Content starts
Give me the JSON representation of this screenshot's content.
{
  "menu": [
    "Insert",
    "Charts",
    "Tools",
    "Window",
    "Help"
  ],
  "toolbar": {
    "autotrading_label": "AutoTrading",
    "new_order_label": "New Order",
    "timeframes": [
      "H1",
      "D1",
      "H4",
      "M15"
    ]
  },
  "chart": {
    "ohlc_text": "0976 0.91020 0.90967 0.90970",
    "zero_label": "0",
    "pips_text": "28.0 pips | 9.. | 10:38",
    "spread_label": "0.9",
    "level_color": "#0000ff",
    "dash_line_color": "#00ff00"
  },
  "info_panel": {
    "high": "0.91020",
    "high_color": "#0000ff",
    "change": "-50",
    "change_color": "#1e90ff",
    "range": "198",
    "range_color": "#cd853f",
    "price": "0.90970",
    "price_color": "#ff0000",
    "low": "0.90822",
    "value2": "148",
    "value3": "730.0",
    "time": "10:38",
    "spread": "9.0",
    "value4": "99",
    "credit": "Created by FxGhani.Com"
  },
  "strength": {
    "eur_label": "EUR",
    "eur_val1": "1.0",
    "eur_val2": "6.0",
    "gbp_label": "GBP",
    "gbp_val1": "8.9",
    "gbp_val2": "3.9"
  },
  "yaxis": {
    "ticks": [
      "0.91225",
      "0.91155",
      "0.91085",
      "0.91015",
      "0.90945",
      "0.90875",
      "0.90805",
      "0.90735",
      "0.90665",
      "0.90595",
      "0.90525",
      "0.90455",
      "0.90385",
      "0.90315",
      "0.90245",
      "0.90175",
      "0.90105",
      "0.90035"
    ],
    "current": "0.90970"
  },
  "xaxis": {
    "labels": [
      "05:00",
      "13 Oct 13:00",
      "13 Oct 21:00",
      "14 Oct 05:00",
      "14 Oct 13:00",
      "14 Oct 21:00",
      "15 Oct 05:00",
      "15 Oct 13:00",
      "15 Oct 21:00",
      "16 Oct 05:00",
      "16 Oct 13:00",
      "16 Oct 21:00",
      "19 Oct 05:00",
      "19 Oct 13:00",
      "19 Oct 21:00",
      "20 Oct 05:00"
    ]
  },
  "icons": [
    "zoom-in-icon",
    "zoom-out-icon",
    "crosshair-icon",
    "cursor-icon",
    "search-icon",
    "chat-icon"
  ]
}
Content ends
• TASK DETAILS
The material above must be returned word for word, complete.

• SOLUTION BELOW
Give me the JSON representation of this screenshot's content.
{
  "menu": [
    "Insert",
    "Charts",
    "Tools",
    "Window",
    "Help"
  ],
  "toolbar": {
    "autotrading_label": "AutoTrading",
    "new_order_label": "New Order",
    "timeframes": [
      "H1",
      "D1",
      "H4",
      "M15"
    ]
  },
  "chart": {
    "ohlc_text": "0976 0.91020 0.90967 0.90970",
    "zero_label": "0",
    "pips_text": "28.0 pips | 9.. | 10:38",
    "spread_label": "0.9",
    "level_color": "#0000ff",
    "dash_line_color": "#00ff00"
  },
  "info_panel": {
    "high": "0.91020",
    "high_color": "#0000ff",
    "change": "-50",
    "change_color": "#1e90ff",
    "range": "198",
    "range_color": "#cd853f",
    "price": "0.90970",
    "price_color": "#ff0000",
    "low": "0.90822",
    "value2": "148",
    "value3": "730.0",
    "time": "10:38",
    "spread": "9.0",
    "value4": "99",
    "credit": "Created by FxGhani.Com"
  },
  "strength": {
    "eur_label": "EUR",
    "eur_val1": "1.0",
    "eur_val2": "6.0",
    "gbp_label": "GBP",
    "gbp_val1": "8.9",
    "gbp_val2": "3.9"
  },
  "yaxis": {
    "ticks": [
      "0.91225",
      "0.91155",
      "0.91085",
      "0.91015",
      "0.90945",
      "0.90875",
      "0.90805",
      "0.90735",
      "0.90665",
      "0.90595",
      "0.90525",
      "0.90455",
      "0.90385",
      "0.90315",
      "0.90245",
      "0.90175",
      "0.90105",
      "0.90035"
    ],
    "current": "0.90970"
  },
  "xaxis": {
    "labels": [
      "05:00",
      "13 Oct 13:00",
      "13 Oct 21:00",
      "14 Oct 05:00",
      "14 Oct 13:00",
      "14 Oct 21:00",
      "15 Oct 05:00",
      "15 Oct 13:00",
      "15 Oct 21:00",
      "16 Oct 05:00",
      "16 Oct 13:00",
      "16 Oct 21:00",
      "19 Oct 05:00",
      "19 Oct 13:00",
      "19 Oct 21:00",
      "20 Oct 05:00"
    ]
  },
  "icons": [
    "zoom-in-icon",
    "zoom-out-icon",
    "crosshair-icon",
    "cursor-icon",
    "search-icon",
    "chat-icon"
  ]
}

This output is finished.